This year really has been something, huh? It’s been a year to remember. As much as there was good happening, it certainly had its downs and stress. Here is some exciting news for 2021 as we have the pleasure to announce new stars at the dawn of a new paradigm, a fair data economy.
At Swarm Beta, we announced the second Swarm grants call which concluded at the end of October.
Grant calls up to 1.0 are by design quite loose and exploratory in nature as we are interested in grant applications along these lines:
With the latest Swarm releases, it became extremely easy to install and run a Bee node. There are several ways to do it, but probably one of the most elegant ways is to run your Bee node on a DappNode Raspberry Pi.
Using a Raspberry Pi makes running a Bee node cheap and reliable. With DappNode, installing Bee is a breeze.

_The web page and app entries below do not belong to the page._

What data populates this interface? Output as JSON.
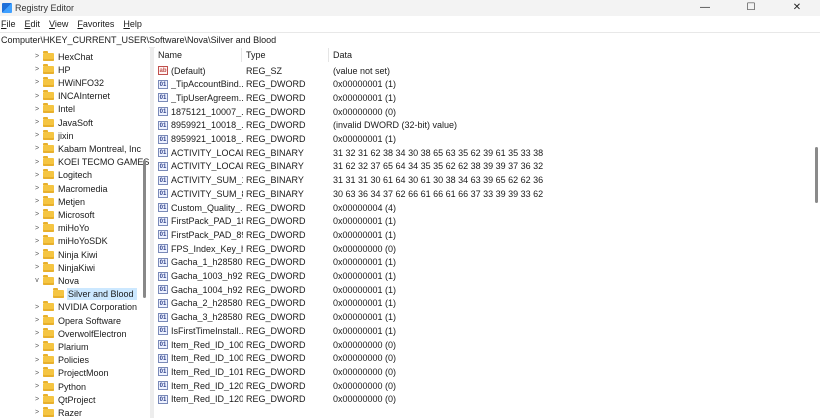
{
  "window": {
    "title": "Registry Editor",
    "controls": {
      "minimize": "—",
      "maximize": "☐",
      "close": "✕"
    }
  },
  "menu": [
    {
      "underline": "F",
      "rest": "ile"
    },
    {
      "underline": "E",
      "rest": "dit"
    },
    {
      "underline": "V",
      "rest": "iew"
    },
    {
      "underline": "F",
      "rest": "avorites"
    },
    {
      "underline": "H",
      "rest": "elp"
    }
  ],
  "address": "Computer\\HKEY_CURRENT_USER\\Software\\Nova\\Silver and Blood",
  "tree": {
    "items": [
      {
        "label": "HexChat",
        "expander": ">"
      },
      {
        "label": "HP",
        "expander": ">"
      },
      {
        "label": "HWiNFO32",
        "expander": ">"
      },
      {
        "label": "INCAInternet",
        "expander": ">"
      },
      {
        "label": "Intel",
        "expander": ">"
      },
      {
        "label": "JavaSoft",
        "expander": ">"
      },
      {
        "label": "jixin",
        "expander": ">"
      },
      {
        "label": "Kabam Montreal, Inc",
        "expander": ">"
      },
      {
        "label": "KOEI TECMO GAMES",
        "expander": ">"
      },
      {
        "label": "Logitech",
        "expander": ">"
      },
      {
        "label": "Macromedia",
        "expander": ">"
      },
      {
        "label": "Metjen",
        "expander": ">"
      },
      {
        "label": "Microsoft",
        "expander": ">"
      },
      {
        "label": "miHoYo",
        "expander": ">"
      },
      {
        "label": "miHoYoSDK",
        "expander": ">"
      },
      {
        "label": "Ninja Kiwi",
        "expander": ">"
      },
      {
        "label": "NinjaKiwi",
        "expander": ">"
      },
      {
        "label": "Nova",
        "expander": "v"
      },
      {
        "label": "Silver and Blood",
        "expander": ""
      },
      {
        "label": "NVIDIA Corporation",
        "expander": ">"
      },
      {
        "label": "Opera Software",
        "expander": ">"
      },
      {
        "label": "OverwolfElectron",
        "expander": ">"
      },
      {
        "label": "Plarium",
        "expander": ">"
      },
      {
        "label": "Policies",
        "expander": ">"
      },
      {
        "label": "ProjectMoon",
        "expander": ">"
      },
      {
        "label": "Python",
        "expander": ">"
      },
      {
        "label": "QtProject",
        "expander": ">"
      },
      {
        "label": "Razer",
        "expander": ">"
      }
    ]
  },
  "columns": {
    "name": "Name",
    "type": "Type",
    "data": "Data"
  },
  "rows": [
    {
      "icon": "ab",
      "name": "(Default)",
      "type": "REG_SZ",
      "data": "(value not set)"
    },
    {
      "icon": "01",
      "name": "_TipAccountBind...",
      "type": "REG_DWORD",
      "data": "0x00000001 (1)"
    },
    {
      "icon": "01",
      "name": "_TipUserAgreem...",
      "type": "REG_DWORD",
      "data": "0x00000001 (1)"
    },
    {
      "icon": "01",
      "name": "1875121_10007_...",
      "type": "REG_DWORD",
      "data": "0x00000000 (0)"
    },
    {
      "icon": "01",
      "name": "8959921_10018_...",
      "type": "REG_DWORD",
      "data": "(invalid DWORD (32-bit) value)"
    },
    {
      "icon": "01",
      "name": "8959921_10018_...",
      "type": "REG_DWORD",
      "data": "0x00000001 (1)"
    },
    {
      "icon": "01",
      "name": "ACTIVITY_LOCAL...",
      "type": "REG_BINARY",
      "data": "31 32 31 62 38 34 30 38 65 63 35 62 39 61 35 33 38..."
    },
    {
      "icon": "01",
      "name": "ACTIVITY_LOCAL...",
      "type": "REG_BINARY",
      "data": "31 62 32 37 65 64 34 35 35 62 62 38 39 39 37 36 32..."
    },
    {
      "icon": "01",
      "name": "ACTIVITY_SUM_1...",
      "type": "REG_BINARY",
      "data": "31 31 31 30 61 64 30 61 30 38 34 63 39 65 62 62 36..."
    },
    {
      "icon": "01",
      "name": "ACTIVITY_SUM_8...",
      "type": "REG_BINARY",
      "data": "30 63 36 34 37 62 66 61 66 61 66 37 33 39 39 33 62..."
    },
    {
      "icon": "01",
      "name": "Custom_Quality_...",
      "type": "REG_DWORD",
      "data": "0x00000004 (4)"
    },
    {
      "icon": "01",
      "name": "FirstPack_PAD_18...",
      "type": "REG_DWORD",
      "data": "0x00000001 (1)"
    },
    {
      "icon": "01",
      "name": "FirstPack_PAD_89...",
      "type": "REG_DWORD",
      "data": "0x00000001 (1)"
    },
    {
      "icon": "01",
      "name": "FPS_Index_Key_h...",
      "type": "REG_DWORD",
      "data": "0x00000000 (0)"
    },
    {
      "icon": "01",
      "name": "Gacha_1_h28580...",
      "type": "REG_DWORD",
      "data": "0x00000001 (1)"
    },
    {
      "icon": "01",
      "name": "Gacha_1003_h92...",
      "type": "REG_DWORD",
      "data": "0x00000001 (1)"
    },
    {
      "icon": "01",
      "name": "Gacha_1004_h92...",
      "type": "REG_DWORD",
      "data": "0x00000001 (1)"
    },
    {
      "icon": "01",
      "name": "Gacha_2_h28580...",
      "type": "REG_DWORD",
      "data": "0x00000001 (1)"
    },
    {
      "icon": "01",
      "name": "Gacha_3_h28580...",
      "type": "REG_DWORD",
      "data": "0x00000001 (1)"
    },
    {
      "icon": "01",
      "name": "IsFirstTimeInstall...",
      "type": "REG_DWORD",
      "data": "0x00000001 (1)"
    },
    {
      "icon": "01",
      "name": "Item_Red_ID_100...",
      "type": "REG_DWORD",
      "data": "0x00000000 (0)"
    },
    {
      "icon": "01",
      "name": "Item_Red_ID_100...",
      "type": "REG_DWORD",
      "data": "0x00000000 (0)"
    },
    {
      "icon": "01",
      "name": "Item_Red_ID_101...",
      "type": "REG_DWORD",
      "data": "0x00000000 (0)"
    },
    {
      "icon": "01",
      "name": "Item_Red_ID_120...",
      "type": "REG_DWORD",
      "data": "0x00000000 (0)"
    },
    {
      "icon": "01",
      "name": "Item_Red_ID_120...",
      "type": "REG_DWORD",
      "data": "0x00000000 (0)"
    }
  ]
}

There are tons of reasons why you should install your Bee node as soon as possible, but these are the main…
As you probably know, we released the “Swarm Live” version of Swarm on 24 November 2020. This version has a lot more stability and improved performance, and it also has all the high-level features of the Swarm 1.0 release.
This blog is just a short recap of all the release notes and documentation links that you need. For a better understanding of the Swarm Live release, we recommend that you rewatch the Swarm Live event, where our developers explain in detail how this release is different from the previous one.
November has been an important month for Swarm. Another milestone was met — the Swarm Live release. Improved performance, more stability, and polished features are just a few of the things this new release has to offer. The release was celebrated with an online event where the team explained in detail what is new and what can be done with it.
You can re-watch the event on the Twitter live stream. …
By 25 January 2021, the cluster of nodes running the old Swarm network maintained by the Swarm team will be brought offline. As of this date, the proof of concept network is considered deprecated and the old Swarm codebase will no longer be maintained by the Swarm team. Those running services on the old testnet are encouraged to arrange for immediate migration to the new Bee client.
Throughout the early years, the Swarm team were working on a Proof of Concept series. Since POC2, the team has operated a cluster of nodes serving as the core for a public testnet. To this day, this testnet is hosting a good deal of dapps supporting an ecosystem around the project and serving as an experimental testbed for the rich set of features Swarm has come to provide. …
TL; DR: Swarm has released a new update to Bee: Swarm Live has increased stability, improved performance, and has all the high-level features of Swarm 1.0. Get an early start in an uprising ecosystem, start earning gBZZ by running your own Swarm node … and get ready for the mainnet release in spring 2021.
Swarm Live was the last event before Swarm 1.0
Swarm Live was launched on Tuesday, 24 November 2020. All the polished, new, and improved features were discussed in detail at the Swarm Live online event, where the team presented not only what’s new, but also many other interesting topics, the Swarm incentives among them. …
24 November 2020 is just around the corner and with it the fancy, new Swarm Live release. Increased performance, more stability, and nicely polished features are just a few of the qualities that prove that things are going in the right direction. Swarm Live is the last official release before the final product release. It has all the high-level features in place.
All this and more will be discussed and presented by the team at the Swarm Live (online) event, happening the same day — 24 November 2020 at 14:00 CET. …